There’s a pride in this shared-wave that seems to communicate, “Yeah, that’s right. We’re on motorcycles, which means we’re risk-takers.” This wave seems to recognize the few who have chosen to travel without shelter from the elements, nor protection from dangers of the open road.
All this being said, not every two-wheeler receives the same respect. From what I understand, scooter owners are not eligible for the same warm welcome. Though they experience the same elemental forces and road-danger risks, the riding community isn’t ready to embrace them.
It’s almost like they’re that 2nd or 3rd cousin that no one is really able to place in the family tree. Everyone knows they’re related somehow, but no one’s ready to fully claim them. Perhaps, they create their own wave? I guess they could use their feet since they’re not encumbered by foot-braking or changing gears. The cool-factor would definitely be missing, but then again they are riding a scooter. What can they really expect?
On a more serious note, I’ve often considered the riding community (scooters included) as a comparison to the Body of Christ. We all understand that there are definite risks in accepting and embracing Jesus Christ, when so many struggle believing in Him. Much like the riding community, if we meet and it is made known that both parties are Believers, the community is established immediately.

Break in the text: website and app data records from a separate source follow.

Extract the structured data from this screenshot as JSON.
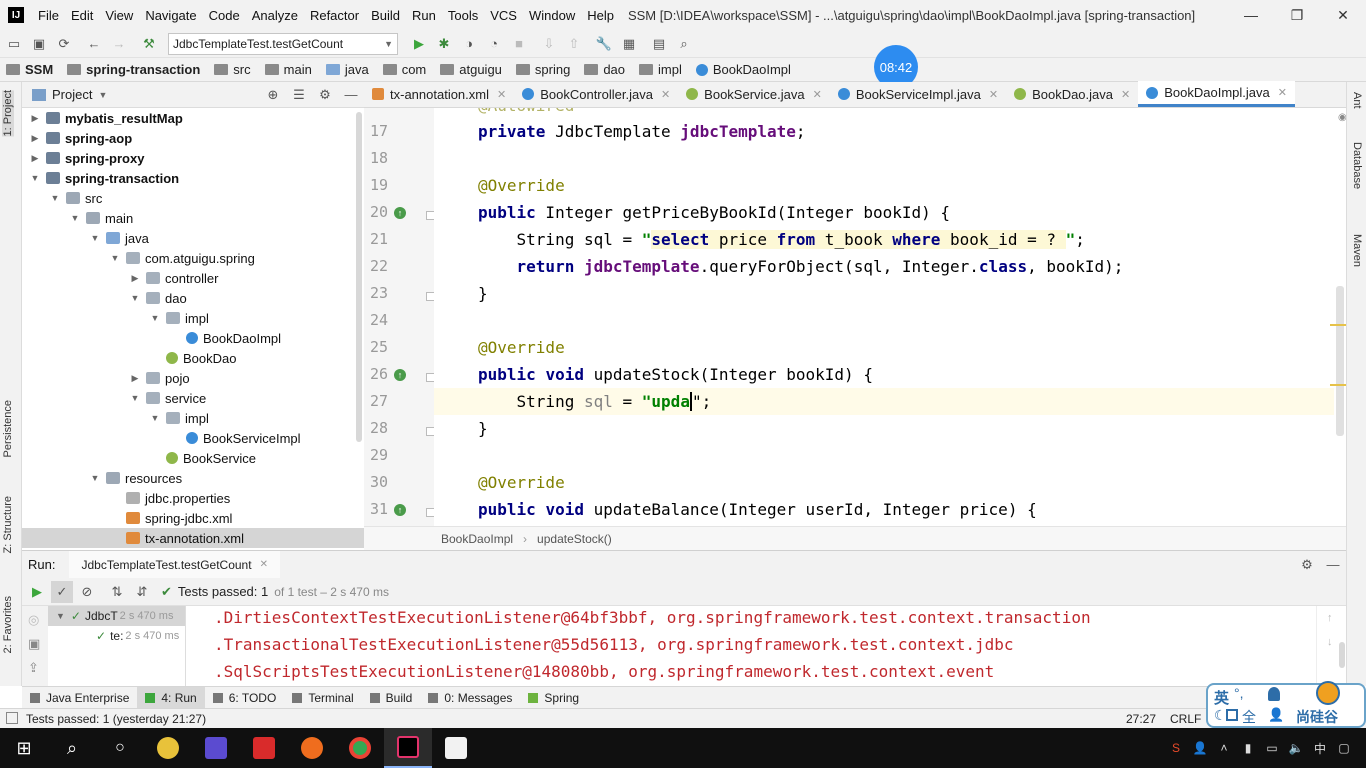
{
  "titlebar": {
    "menu": [
      "File",
      "Edit",
      "View",
      "Navigate",
      "Code",
      "Analyze",
      "Refactor",
      "Build",
      "Run",
      "Tools",
      "VCS",
      "Window",
      "Help"
    ],
    "window_title": "SSM [D:\\IDEA\\workspace\\SSM] - ...\\atguigu\\spring\\dao\\impl\\BookDaoImpl.java [spring-transaction]",
    "minimize": "—",
    "maximize": "❐",
    "close": "✕"
  },
  "toolbar": {
    "run_config": "JdbcTemplateTest.testGetCount"
  },
  "breadcrumb": [
    "SSM",
    "spring-transaction",
    "src",
    "main",
    "java",
    "com",
    "atguigu",
    "spring",
    "dao",
    "impl",
    "BookDaoImpl"
  ],
  "timer_badge": "08:42",
  "left_strip": {
    "project": "1: Project",
    "persistence": "Persistence",
    "structure": "Z: Structure",
    "favorites": "2: Favorites"
  },
  "right_strip": {
    "ant": "Ant",
    "database": "Database",
    "maven": "Maven"
  },
  "project_panel": {
    "title": "Project",
    "tree": [
      {
        "label": "mybatis_resultMap",
        "kind": "module",
        "depth": 1,
        "arrow": "right",
        "bold": true
      },
      {
        "label": "spring-aop",
        "kind": "module",
        "depth": 1,
        "arrow": "right",
        "bold": true
      },
      {
        "label": "spring-proxy",
        "kind": "module",
        "depth": 1,
        "arrow": "right",
        "bold": true
      },
      {
        "label": "spring-transaction",
        "kind": "module",
        "depth": 1,
        "arrow": "down",
        "bold": true
      },
      {
        "label": "src",
        "kind": "folder",
        "depth": 2,
        "arrow": "down",
        "bold": false
      },
      {
        "label": "main",
        "kind": "folder",
        "depth": 3,
        "arrow": "down",
        "bold": false
      },
      {
        "label": "java",
        "kind": "srcfolder",
        "depth": 4,
        "arrow": "down",
        "bold": false
      },
      {
        "label": "com.atguigu.spring",
        "kind": "pkg",
        "depth": 5,
        "arrow": "down",
        "bold": false
      },
      {
        "label": "controller",
        "kind": "pkg",
        "depth": 6,
        "arrow": "right",
        "bold": false
      },
      {
        "label": "dao",
        "kind": "pkg",
        "depth": 6,
        "arrow": "down",
        "bold": false
      },
      {
        "label": "impl",
        "kind": "pkg",
        "depth": 7,
        "arrow": "down",
        "bold": false
      },
      {
        "label": "BookDaoImpl",
        "kind": "cls",
        "depth": 8,
        "arrow": "",
        "bold": false
      },
      {
        "label": "BookDao",
        "kind": "intf",
        "depth": 7,
        "arrow": "",
        "bold": false
      },
      {
        "label": "pojo",
        "kind": "pkg",
        "depth": 6,
        "arrow": "right",
        "bold": false
      },
      {
        "label": "service",
        "kind": "pkg",
        "depth": 6,
        "arrow": "down",
        "bold": false
      },
      {
        "label": "impl",
        "kind": "pkg",
        "depth": 7,
        "arrow": "down",
        "bold": false
      },
      {
        "label": "BookServiceImpl",
        "kind": "cls",
        "depth": 8,
        "arrow": "",
        "bold": false
      },
      {
        "label": "BookService",
        "kind": "intf",
        "depth": 7,
        "arrow": "",
        "bold": false
      },
      {
        "label": "resources",
        "kind": "folder",
        "depth": 4,
        "arrow": "down",
        "bold": false
      },
      {
        "label": "jdbc.properties",
        "kind": "props",
        "depth": 5,
        "arrow": "",
        "bold": false
      },
      {
        "label": "spring-jdbc.xml",
        "kind": "xml",
        "depth": 5,
        "arrow": "",
        "bold": false
      },
      {
        "label": "tx-annotation.xml",
        "kind": "xml",
        "depth": 5,
        "arrow": "",
        "bold": false,
        "selected": true
      }
    ]
  },
  "editor_tabs": [
    {
      "label": "tx-annotation.xml",
      "kind": "xml",
      "active": false
    },
    {
      "label": "BookController.java",
      "kind": "cls",
      "active": false
    },
    {
      "label": "BookService.java",
      "kind": "intf",
      "active": false
    },
    {
      "label": "BookServiceImpl.java",
      "kind": "cls",
      "active": false
    },
    {
      "label": "BookDao.java",
      "kind": "intf",
      "active": false
    },
    {
      "label": "BookDaoImpl.java",
      "kind": "cls",
      "active": true
    }
  ],
  "editor": {
    "line_numbers": [
      "17",
      "18",
      "19",
      "20",
      "21",
      "22",
      "23",
      "24",
      "25",
      "26",
      "27",
      "28",
      "29",
      "30",
      "31"
    ],
    "lines": {
      "l17": {
        "kw": "private",
        "type": " JdbcTemplate ",
        "field": "jdbcTemplate",
        "end": ";"
      },
      "l19": "@Override",
      "l20": {
        "kw": "public",
        "rest": " Integer getPriceByBookId(Integer bookId) {"
      },
      "l21": {
        "pre": "    String sql = ",
        "q1": "\"",
        "s1": "select",
        "s2": " price ",
        "s3": "from",
        "s4": " t_book ",
        "s5": "where",
        "s6": " book_id = ? ",
        "q2": "\"",
        "end": ";"
      },
      "l22": {
        "pre": "    ",
        "kw": "return",
        "sp": " ",
        "field": "jdbcTemplate",
        "mid": ".queryForObject(sql, Integer.",
        "kw2": "class",
        "end": ", bookId);"
      },
      "l23": "}",
      "l25": "@Override",
      "l26": {
        "kw": "public",
        "kw2": "void",
        "rest": " updateStock(Integer bookId) {"
      },
      "l27": {
        "pre": "    String ",
        "var": "sql",
        "eq": " = ",
        "str": "\"upda",
        "after": "\";"
      },
      "l28": "}",
      "l30": "@Override",
      "l31": {
        "kw": "public",
        "kw2": "void",
        "rest": " updateBalance(Integer userId, Integer price) {"
      }
    },
    "breadcrumb": [
      "BookDaoImpl",
      "updateStock()"
    ]
  },
  "run_panel": {
    "label": "Run:",
    "config_tab": "JdbcTemplateTest.testGetCount",
    "status": "Tests passed: 1",
    "status_meta": "of 1 test – 2 s 470 ms",
    "tree": [
      {
        "label": "JdbcT",
        "time": "2 s 470 ms"
      },
      {
        "label": "te:",
        "time": "2 s 470 ms"
      }
    ],
    "console_lines": [
      ".DirtiesContextTestExecutionListener@64bf3bbf, org.springframework.test.context.transaction",
      ".TransactionalTestExecutionListener@55d56113, org.springframework.test.context.jdbc",
      ".SqlScriptsTestExecutionListener@148080bb, org.springframework.test.context.event"
    ]
  },
  "tool_tabs": [
    "Java Enterprise",
    "4: Run",
    "6: TODO",
    "Terminal",
    "Build",
    "0: Messages",
    "Spring"
  ],
  "statusbar": {
    "message": "Tests passed: 1 (yesterday 21:27)",
    "position": "27:27",
    "line_sep": "CRLF"
  },
  "ime": {
    "lang": "英",
    "punct": "°,",
    "full": "全",
    "brand": "尚硅谷"
  },
  "colors": {
    "accent": "#4083c9",
    "console_text": "#c0282d",
    "string_green": "#008000",
    "keyword_navy": "#000080",
    "field_purple": "#660e7a"
  }
}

Of course, there are always those motorcyclist that only ride during sunny Sunday afternoons. Much like Christianity, these Sunday-riders are in the community, but there are always looming questions about whether or not they really desire to be in the community. Perhaps, they just like the appearance of being on the inside but have no true desire to make this community part of their lifestyle.
Furthermore, some people are so committed that they’d be willing to take risks. Much like the motorcyclist who is willing to ride in rain or shine, committed Christians will stay steadfast to the community through good times and bad. It reminds me of James 1:2-3, “Consider it pure joy, my brothers and sisters, whenever you face trials of many kinds, because you know that the testing of your faith produces perseverance.“
Our challenge is to reflect on our current participation in the Body of Christ. Have we been taking risks and serving faithfully, whether rain or shine? Or, have we been playing it safe and riding the sunny Sunday pew?